The rains are rather erratic and unpredictable, but most rain tends to fall in April and November. The best time to visit the park is actually the beginning of the rainy season in March or September. The average recorded temperature is 26° C with daily variations ranging from 14° C to 32° C. July and August are the hottest months, but December and January can also be very hot.
In the evenings or on a rainy day it can get quite chilly no matter which time of the year it is and on a sunny day it will always be hot and feel even hotter in the rainy season because of the increased humidity. Generally, Lake Mburo has nearly the perfect climate with warm, but not over hot days and slightly colder nights.

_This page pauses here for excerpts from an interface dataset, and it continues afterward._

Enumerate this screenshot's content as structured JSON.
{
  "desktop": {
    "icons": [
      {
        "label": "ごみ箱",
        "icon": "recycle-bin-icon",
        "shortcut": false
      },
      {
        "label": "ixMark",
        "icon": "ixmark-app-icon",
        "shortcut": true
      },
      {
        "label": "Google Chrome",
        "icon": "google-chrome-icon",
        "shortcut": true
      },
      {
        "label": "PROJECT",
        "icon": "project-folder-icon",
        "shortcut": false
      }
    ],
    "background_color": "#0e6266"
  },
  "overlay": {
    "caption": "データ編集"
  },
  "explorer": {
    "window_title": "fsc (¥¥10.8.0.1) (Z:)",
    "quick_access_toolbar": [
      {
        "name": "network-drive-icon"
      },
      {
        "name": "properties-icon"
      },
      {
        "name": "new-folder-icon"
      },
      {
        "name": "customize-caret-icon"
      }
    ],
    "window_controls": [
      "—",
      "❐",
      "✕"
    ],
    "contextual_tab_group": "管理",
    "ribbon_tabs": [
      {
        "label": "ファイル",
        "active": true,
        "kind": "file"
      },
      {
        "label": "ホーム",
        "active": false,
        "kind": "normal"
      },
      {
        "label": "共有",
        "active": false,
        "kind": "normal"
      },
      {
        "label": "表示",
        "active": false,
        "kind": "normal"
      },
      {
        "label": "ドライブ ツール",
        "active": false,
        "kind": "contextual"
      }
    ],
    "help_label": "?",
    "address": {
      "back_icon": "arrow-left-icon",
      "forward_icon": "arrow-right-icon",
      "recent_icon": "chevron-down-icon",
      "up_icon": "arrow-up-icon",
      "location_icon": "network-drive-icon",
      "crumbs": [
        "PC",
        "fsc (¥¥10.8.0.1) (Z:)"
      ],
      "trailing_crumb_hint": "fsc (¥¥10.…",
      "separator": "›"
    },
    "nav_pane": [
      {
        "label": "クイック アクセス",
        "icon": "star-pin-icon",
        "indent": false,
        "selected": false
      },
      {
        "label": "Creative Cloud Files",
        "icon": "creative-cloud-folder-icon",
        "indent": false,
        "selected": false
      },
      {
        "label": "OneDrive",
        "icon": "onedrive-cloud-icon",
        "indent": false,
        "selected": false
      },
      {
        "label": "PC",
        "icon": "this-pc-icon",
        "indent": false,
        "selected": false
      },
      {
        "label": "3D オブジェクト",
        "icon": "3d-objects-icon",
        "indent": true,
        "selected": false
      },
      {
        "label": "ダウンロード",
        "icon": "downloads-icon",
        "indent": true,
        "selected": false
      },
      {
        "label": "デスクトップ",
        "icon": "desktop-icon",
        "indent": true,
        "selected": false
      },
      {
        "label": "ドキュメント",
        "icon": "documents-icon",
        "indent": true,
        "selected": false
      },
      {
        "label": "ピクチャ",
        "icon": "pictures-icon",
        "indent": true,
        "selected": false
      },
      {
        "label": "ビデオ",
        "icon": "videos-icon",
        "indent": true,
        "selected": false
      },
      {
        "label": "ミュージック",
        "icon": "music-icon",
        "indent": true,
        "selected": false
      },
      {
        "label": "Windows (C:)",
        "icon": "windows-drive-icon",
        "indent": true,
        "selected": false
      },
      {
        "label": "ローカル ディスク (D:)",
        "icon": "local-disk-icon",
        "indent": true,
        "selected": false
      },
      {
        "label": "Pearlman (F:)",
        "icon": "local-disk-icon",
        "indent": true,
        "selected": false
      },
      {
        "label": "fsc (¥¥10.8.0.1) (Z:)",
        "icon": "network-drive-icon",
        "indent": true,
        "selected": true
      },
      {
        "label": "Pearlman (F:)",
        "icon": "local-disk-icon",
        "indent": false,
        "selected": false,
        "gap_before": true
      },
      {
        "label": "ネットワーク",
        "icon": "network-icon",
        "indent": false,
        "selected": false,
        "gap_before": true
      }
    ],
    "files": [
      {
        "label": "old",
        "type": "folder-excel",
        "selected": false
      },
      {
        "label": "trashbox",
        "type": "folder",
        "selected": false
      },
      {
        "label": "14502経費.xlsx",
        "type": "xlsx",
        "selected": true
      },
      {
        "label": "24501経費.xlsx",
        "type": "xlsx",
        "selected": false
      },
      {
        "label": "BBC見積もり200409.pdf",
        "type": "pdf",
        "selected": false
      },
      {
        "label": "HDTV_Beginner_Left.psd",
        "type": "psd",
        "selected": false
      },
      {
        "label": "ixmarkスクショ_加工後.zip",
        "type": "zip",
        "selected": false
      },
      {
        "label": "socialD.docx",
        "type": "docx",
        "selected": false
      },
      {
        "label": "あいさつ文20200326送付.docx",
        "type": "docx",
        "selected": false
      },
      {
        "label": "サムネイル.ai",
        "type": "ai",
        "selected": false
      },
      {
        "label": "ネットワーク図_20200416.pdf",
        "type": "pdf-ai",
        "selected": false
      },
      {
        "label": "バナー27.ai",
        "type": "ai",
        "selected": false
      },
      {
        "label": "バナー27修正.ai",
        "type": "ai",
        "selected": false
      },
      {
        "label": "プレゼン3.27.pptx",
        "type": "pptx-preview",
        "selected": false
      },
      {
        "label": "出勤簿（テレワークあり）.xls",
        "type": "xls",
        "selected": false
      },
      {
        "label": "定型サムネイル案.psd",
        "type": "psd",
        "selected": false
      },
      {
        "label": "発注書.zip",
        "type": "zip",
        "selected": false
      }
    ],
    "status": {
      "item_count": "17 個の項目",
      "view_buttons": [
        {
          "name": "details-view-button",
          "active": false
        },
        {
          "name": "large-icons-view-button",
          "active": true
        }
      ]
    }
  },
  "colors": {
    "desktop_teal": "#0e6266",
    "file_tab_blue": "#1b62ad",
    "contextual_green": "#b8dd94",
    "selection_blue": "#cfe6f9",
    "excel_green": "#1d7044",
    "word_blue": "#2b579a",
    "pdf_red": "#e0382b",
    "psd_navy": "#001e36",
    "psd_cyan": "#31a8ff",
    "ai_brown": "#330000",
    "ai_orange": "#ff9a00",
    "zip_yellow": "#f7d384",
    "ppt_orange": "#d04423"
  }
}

The Park lies between 1219m and 1828m above sea level. High hills and rocky, eroded ridges characterize the western part of the Park; here deep valleys support the forest found nowhere else. In the eastern sector, the rolling, wooded hills are intersected by wide, flat-bottomed valleys, which are seasonally flooded and drain into the swamps and lakes. The Ruizi River flows in a south-easterly direction and forms part of the western boundary of the Park. Lake Mburo and its associated wetlands eventually drain into Lake Victoria.
The Park is underlain by very ancient (more than 500 million years old) Precambrian metamorphic rocks which belong to the ‘basement system’. Mihingo Lodge is built on one of these outcrops. Most of the soils in Lake Mburo are heavy clay and loam soils. Although surrounded by lakes there is hardly any groundwater in Lake Mburo National Park owing to the deep clay soils preventing any water from entering deep into the ground wildlife &
According to our records Lake, Mburo might have the highest leopard concentration ever recorded, due to its perfect leopard habitat and thousands of impala which are leopards’ favorite prey in Mburo. Leopards are mostly seen on night game drives together with the very widespread, but rarely seen bushpig and hyenas. Nightgame drives also reveal the small jennet cats and white tales mongoose.
Encountering buffalo on walking safaris or horse rides is one of the most exciting experiences you can have on a safari.
Lake Mburo is now also home to 15 endangered Rothschild’s giraffes, which were introduced in July 2015. It is exhilarating encountering them on one of our horse safaris.
Another special animal at Mihingo Lodge is the bushbabies (longtailed galago) which come nearly every night to the bushbaby platform below the bar area. This is one of the only places in Africa to see this very shy nocturnal primate close-up.
The large variety of habitats in Lake Mburo National Park supports over 350 bird species including rare, but regularly seen species like African finfoot and white-backed heron. If you are able to call the papyrus gonolek using a recorded bird call, it will come to the edge of the papyrus, otherwise, this papyrus endemic species is rarely seen. If you are lucky you might see a shoebill and in the rainy season the grey-crowned cranes breed and raise their fluffy chicks in the swampy areas of the valleys.
Lake Mburo is also home to a huge number of African fish eagles. There is a large variety of savannah and water birds including some spectacular species like Narina trogon, Ross’s turaco, African green pigeon and the bare-faced go-away-bird often seen around Mihingo Lodge. If you ask one of our guides you can try and track one of the Narina trogons. When you hear their calls a guide can take you close to the area it is calling and with a bit of luck, you can spot this very elusive and beautiful little bird. With a recorded bird call it is quite easy to see them as they will come to see who has invaded their territory.